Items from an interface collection
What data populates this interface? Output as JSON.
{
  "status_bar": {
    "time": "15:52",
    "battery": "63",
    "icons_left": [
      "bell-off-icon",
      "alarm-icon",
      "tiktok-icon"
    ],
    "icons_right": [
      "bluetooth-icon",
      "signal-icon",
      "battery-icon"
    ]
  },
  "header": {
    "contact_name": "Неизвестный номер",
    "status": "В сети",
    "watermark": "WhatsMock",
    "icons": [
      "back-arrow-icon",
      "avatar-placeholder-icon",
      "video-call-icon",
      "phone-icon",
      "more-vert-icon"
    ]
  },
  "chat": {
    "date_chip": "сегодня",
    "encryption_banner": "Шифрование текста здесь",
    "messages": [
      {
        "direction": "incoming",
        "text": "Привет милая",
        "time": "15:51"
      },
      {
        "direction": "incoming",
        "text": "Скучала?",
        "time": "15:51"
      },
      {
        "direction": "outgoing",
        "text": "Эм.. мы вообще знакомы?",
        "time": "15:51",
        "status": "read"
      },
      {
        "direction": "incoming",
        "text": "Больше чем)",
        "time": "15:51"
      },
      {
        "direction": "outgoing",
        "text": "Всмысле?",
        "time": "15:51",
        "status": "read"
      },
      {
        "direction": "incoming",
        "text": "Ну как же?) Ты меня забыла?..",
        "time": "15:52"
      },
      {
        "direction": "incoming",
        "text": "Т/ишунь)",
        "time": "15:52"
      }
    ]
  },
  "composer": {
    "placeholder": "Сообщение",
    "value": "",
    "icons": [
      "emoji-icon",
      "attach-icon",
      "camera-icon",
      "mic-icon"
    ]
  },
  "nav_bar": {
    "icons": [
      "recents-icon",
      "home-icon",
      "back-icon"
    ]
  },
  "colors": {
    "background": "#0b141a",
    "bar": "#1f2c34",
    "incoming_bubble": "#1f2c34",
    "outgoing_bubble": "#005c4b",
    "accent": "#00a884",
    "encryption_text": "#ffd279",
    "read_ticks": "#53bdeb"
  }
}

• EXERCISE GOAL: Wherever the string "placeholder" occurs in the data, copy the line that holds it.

• YOUR SOLUTION:
      "avatar-placeholder-icon",
    "placeholder": "Сообщение",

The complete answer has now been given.